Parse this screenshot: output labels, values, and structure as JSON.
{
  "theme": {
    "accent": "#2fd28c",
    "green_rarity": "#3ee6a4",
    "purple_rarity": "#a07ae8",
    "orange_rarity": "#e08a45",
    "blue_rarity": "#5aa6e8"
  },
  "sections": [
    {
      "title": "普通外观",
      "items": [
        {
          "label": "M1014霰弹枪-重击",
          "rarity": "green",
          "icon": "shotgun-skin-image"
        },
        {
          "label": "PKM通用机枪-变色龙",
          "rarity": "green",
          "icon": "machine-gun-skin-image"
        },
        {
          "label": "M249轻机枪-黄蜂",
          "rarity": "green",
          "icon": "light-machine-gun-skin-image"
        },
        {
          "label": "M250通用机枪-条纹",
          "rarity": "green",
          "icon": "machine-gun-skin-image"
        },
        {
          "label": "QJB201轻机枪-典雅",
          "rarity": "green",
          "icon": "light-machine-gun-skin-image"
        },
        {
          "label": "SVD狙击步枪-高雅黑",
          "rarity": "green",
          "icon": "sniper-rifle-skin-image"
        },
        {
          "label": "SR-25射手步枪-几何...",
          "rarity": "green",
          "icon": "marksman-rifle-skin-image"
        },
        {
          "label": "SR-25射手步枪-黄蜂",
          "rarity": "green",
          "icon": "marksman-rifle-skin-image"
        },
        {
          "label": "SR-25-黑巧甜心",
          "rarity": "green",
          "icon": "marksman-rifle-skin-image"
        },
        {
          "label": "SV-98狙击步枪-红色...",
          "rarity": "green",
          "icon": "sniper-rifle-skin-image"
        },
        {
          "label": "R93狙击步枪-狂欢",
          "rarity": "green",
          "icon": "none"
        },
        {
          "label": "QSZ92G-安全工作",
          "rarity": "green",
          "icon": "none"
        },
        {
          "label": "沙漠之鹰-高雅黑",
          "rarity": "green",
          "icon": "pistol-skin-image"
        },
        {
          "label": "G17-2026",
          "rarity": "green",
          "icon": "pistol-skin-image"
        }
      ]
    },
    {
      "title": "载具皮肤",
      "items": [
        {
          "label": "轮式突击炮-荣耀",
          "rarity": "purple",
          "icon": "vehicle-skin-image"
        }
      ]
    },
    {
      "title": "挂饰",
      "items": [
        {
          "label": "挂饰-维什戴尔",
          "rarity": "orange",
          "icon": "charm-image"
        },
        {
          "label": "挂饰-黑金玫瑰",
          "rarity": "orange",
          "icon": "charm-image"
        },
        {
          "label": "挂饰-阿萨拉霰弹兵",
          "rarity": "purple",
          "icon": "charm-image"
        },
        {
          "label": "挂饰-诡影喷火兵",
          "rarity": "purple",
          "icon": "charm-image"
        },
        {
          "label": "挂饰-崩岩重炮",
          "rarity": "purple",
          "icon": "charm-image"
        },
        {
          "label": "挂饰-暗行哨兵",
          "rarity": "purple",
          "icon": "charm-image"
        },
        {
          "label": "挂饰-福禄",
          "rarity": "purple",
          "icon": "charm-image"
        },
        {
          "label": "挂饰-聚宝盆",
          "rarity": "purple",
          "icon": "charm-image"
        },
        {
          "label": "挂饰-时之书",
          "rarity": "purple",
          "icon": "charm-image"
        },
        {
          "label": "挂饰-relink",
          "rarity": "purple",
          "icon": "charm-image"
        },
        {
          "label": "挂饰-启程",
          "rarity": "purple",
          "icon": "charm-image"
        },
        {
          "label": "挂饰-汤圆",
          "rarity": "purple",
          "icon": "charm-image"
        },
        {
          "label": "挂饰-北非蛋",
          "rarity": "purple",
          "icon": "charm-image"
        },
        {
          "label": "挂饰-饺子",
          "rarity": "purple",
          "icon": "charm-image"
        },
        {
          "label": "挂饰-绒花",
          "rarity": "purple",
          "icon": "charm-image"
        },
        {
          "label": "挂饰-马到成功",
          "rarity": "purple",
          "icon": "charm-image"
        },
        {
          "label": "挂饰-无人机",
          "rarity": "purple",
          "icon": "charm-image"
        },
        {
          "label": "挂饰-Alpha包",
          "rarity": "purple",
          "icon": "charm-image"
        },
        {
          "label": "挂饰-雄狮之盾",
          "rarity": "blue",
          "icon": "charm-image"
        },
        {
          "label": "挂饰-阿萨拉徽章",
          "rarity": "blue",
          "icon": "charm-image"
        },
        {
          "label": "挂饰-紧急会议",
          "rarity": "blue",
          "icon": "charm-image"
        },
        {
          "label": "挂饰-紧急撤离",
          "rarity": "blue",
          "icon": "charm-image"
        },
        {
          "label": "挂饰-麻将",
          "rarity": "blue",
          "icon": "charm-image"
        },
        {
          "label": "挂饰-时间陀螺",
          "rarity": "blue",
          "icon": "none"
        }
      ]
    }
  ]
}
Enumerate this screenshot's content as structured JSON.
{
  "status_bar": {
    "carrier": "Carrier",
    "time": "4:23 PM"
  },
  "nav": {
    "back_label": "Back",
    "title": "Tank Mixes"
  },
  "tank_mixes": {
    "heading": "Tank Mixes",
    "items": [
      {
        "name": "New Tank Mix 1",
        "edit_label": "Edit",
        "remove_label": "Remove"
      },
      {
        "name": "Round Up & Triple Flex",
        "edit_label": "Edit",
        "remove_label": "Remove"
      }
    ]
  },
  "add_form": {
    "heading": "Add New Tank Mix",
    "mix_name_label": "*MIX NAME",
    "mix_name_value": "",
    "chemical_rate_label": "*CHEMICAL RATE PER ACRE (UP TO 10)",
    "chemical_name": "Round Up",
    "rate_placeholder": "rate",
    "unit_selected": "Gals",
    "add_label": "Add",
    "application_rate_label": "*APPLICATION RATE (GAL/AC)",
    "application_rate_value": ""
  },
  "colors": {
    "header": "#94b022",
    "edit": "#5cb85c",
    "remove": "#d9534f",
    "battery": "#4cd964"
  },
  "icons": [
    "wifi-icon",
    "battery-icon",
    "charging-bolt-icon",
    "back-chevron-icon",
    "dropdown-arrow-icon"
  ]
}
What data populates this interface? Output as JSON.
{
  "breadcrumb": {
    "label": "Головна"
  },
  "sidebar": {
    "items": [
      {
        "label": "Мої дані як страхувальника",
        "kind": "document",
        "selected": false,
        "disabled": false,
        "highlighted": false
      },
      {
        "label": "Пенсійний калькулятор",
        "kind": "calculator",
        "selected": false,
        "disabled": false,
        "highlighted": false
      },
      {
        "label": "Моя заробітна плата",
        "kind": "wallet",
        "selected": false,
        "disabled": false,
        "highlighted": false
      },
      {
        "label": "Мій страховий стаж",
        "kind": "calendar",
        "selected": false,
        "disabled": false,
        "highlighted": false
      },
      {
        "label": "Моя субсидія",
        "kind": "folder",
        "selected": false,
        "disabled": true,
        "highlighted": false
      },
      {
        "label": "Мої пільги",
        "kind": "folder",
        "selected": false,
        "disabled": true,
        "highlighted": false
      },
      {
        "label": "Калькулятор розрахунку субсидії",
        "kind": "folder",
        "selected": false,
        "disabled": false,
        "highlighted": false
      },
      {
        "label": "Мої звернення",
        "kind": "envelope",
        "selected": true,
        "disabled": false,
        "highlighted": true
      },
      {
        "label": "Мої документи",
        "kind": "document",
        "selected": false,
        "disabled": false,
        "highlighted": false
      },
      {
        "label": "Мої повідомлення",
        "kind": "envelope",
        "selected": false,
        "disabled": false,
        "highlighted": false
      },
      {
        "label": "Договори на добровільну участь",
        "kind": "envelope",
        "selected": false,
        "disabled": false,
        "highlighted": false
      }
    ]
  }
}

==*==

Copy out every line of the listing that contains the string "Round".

### ANSWER TO THIS EXERCISE
        "name": "Round Up & Triple Flex",
    "chemical_name": "Round Up",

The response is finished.